Sleep is essential for both physical and mental health. Unfortunately, many mental health conditions can disrupt normal sleep patterns and lead to insomnia or other issues. Understanding the connection between mental health and sleep is important, as poor sleep can then further worsen some mental health problems.
Depression often goes hand-in-hand with insomnia or other sleep disturbances. The symptoms of depression, including lack of energy, sadness, low motivation, and anxiety make it difficult to fall and stay asleep. Excessive sleep can also be a sign of depression. Disrupted REM sleep from depression may reduce restorative deep sleep stages. This impaired sleep then creates a vicious cycle where worsening depression leads to poorer sleep.
Anxiety disorders are also strongly linked with sleep struggles. Nervous thinking and rumination keep the mind too active for restful sleep. Many people with anxiety experience racing thoughts at bedtime. Anxiety can also cause physical symptoms like a rapid heart rate and trembling that make relaxing into sleep difficult. Insomnia is common for those with generalized anxiety disorder, panic disorder, PTSD, and other anxiety issues.
Bipolar disorder involves alternating periods of high energy with depressive lows. During manic episodes, reduced need for sleep is common, with the person feeling rested after just a few hours. However, too little sleep can worsen mania. Coming down from manic periods often leads to “crash” times of excessive sleep. Medications for bipolar can also interfere with sleep. Sticking to a regular sleep/wake schedule is recommended.
Schizophrenia frequently goes along with disturbed sleep from an erratic circadian rhythm. The affected person may stay up very late and sleep during the day. Strange dreams or nightmares as well as sleepwalking and talking can also occur. Lack of sleep appears to intensify schizophrenia symptoms like hallucinations, delusions, and paranoia. Getting adequate sleep is an important part of treatment.
Eating disorders like anorexia, bulimia, and binge eating disorder tend to disrupt normal sleep. Limited or excessive food intake, purging behaviors, compulsive exercise, and negative body image often keep individuals awake with rumination and guilt. Poor nutrition from eating disorders can also impair sleep. Recovering balance around eating and self-image is key to improving sleep.
Many children and adults with attention-deficit/hyperactivity disorder struggle with sleep. ADHD symptoms like hyperactivity, trouble focusing, and impulsivity make it hard to settle down for bed. Racing thoughts and restlessness can delay sleep onset. Then morning drowsiness from poor sleep interferes with functioning the next day. Melatonin supplements or medication adjustments may help.
Post-Traumatic Stress Disorder (PTSD)
PTSD often includes nightmares and flashbacks that create disruptive nocturnal awakening and anxiety around sleep. Some cope through avoiding sleep. Hypervigilance and exaggerated startle reflex cause light, restless sleep. Insomnia is common, worsening other PTSD symptoms like irritability and concentration problems. Relaxation therapy can help with sleep onset.

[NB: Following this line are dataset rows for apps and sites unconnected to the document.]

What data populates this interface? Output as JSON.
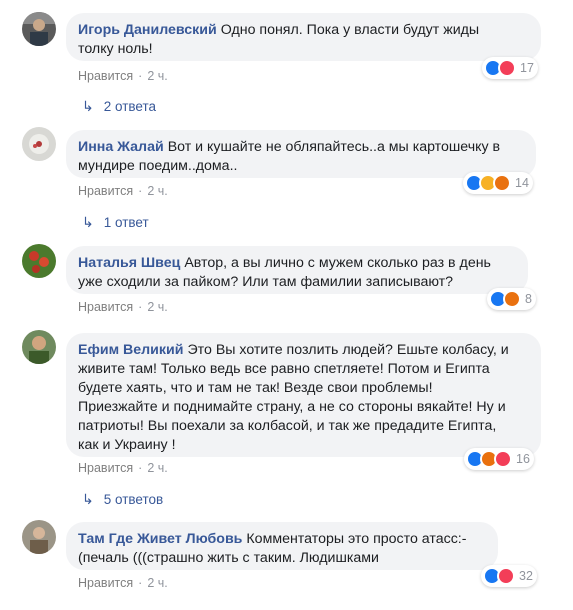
{
  "comments": [
    {
      "author": "Игорь Данилевский",
      "text": "Одно понял. Пока у власти будут жиды",
      "text2": "толку ноль!",
      "like_label": "Нравится",
      "time": "2 ч.",
      "reaction_count": "17",
      "reactions": [
        "like-icon",
        "love-icon"
      ],
      "replies_label": "2 ответа"
    },
    {
      "author": "Инна Жалай",
      "text": "Вот и кушайте не обляпайтесь..а мы картошечку в",
      "text2": "мундире поедим..дома..",
      "like_label": "Нравится",
      "time": "2 ч.",
      "reaction_count": "14",
      "reactions": [
        "like-icon",
        "haha-icon",
        "angry-icon"
      ],
      "replies_label": "1 ответ"
    },
    {
      "author": "Наталья Швец",
      "text": "Автор, а вы лично с мужем сколько раз в день",
      "text2": "уже сходили за пайком? Или там фамилии записывают?",
      "like_label": "Нравится",
      "time": "2 ч.",
      "reaction_count": "8",
      "reactions": [
        "like-icon",
        "angry-icon"
      ]
    },
    {
      "author": "Ефим Великий",
      "lines": [
        "Это Вы хотите позлить людей? Ешьте колбасу, и",
        "живите там! Только ведь все равно спетляете! Потом и Египта",
        "будете хаять, что и там не так! Везде свои проблемы!",
        "Приезжайте и поднимайте страну, а не со стороны вякайте! Ну и",
        "патриоты! Вы поехали за колбасой, и так же предадите Египта,",
        "как и Украину !"
      ],
      "like_label": "Нравится",
      "time": "2 ч.",
      "reaction_count": "16",
      "reactions": [
        "like-icon",
        "angry-icon",
        "love-icon"
      ],
      "replies_label": "5 ответов"
    },
    {
      "author": "Там Где Живет Любовь",
      "text": "Комментаторы это просто атасс:-",
      "text2": "(печаль (((страшно жить с таким. Людишками",
      "like_label": "Нравится",
      "time": "2 ч.",
      "reaction_count": "32",
      "reactions": [
        "like-icon",
        "love-icon"
      ]
    }
  ],
  "colors": {
    "author": "#385898",
    "bubble": "#f2f3f5",
    "meta": "#90949c",
    "like": "#1877f2",
    "love": "#f33e58",
    "haha": "#f7b125",
    "angry": "#e9710f"
  }
}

Substance abuse and addiction frequently cause sleep problems. Stimulants like cocaine and methamphetamine are energizing to the point of causing acute insomnia. Depressants like alcohol help initiate sleep but lead to disrupted second-half sleep cycles. Withdrawal from some substances also impairs sleep. Achieving sobriety is essential for restoring healthy sleep patterns.
Dementia from Alzheimer’s disease and similar conditions often includes confusing day and night cycles. Sundowning agitation in the evenings makes sleep difficult. Nighttime waking and wandering are also common dementia sleep issues. Checking for pain, negotiating comfortable bedtime routines, and avoiding overstimulation can help manage sleep challenges.
This condition of airway obstruction or impaired breathing during sleep has strong ties to mental health. Sleep apnea increases risks for depression, anxiety, and cognitive decline. Poor sleep from apnea may be misdiagnosed as a psychiatric disorder. Treating the apnea, often with CPAP devices, is important for improving both sleep and mental health.
Tips for Better Sleep
If you struggle with both mental health issues and sleep problems, these steps may help improve rest:
- Maintain a regular sleep schedule, even on weekends
- Develop a calming pre-bedtime routine
- Limit stimulating screens before bedtime
- Avoid caffeine, alcohol, and large meals near bedtime
- Make your bedroom comfortable, cool, and dark
- Do relaxing stretches or meditation before bed
- If you wake up, avoid clock-watching
- Reduce worrying and racing thoughts by journaling earlier
Addressing any mental health or sleep issues is wise for your overall health and wellbeing. Talk to your doctor if you regularly have trouble sleeping. Therapies and medications may help, along with making positive lifestyle changes. Prioritize sleep by making it a nightly sanctuary that supports your mental health.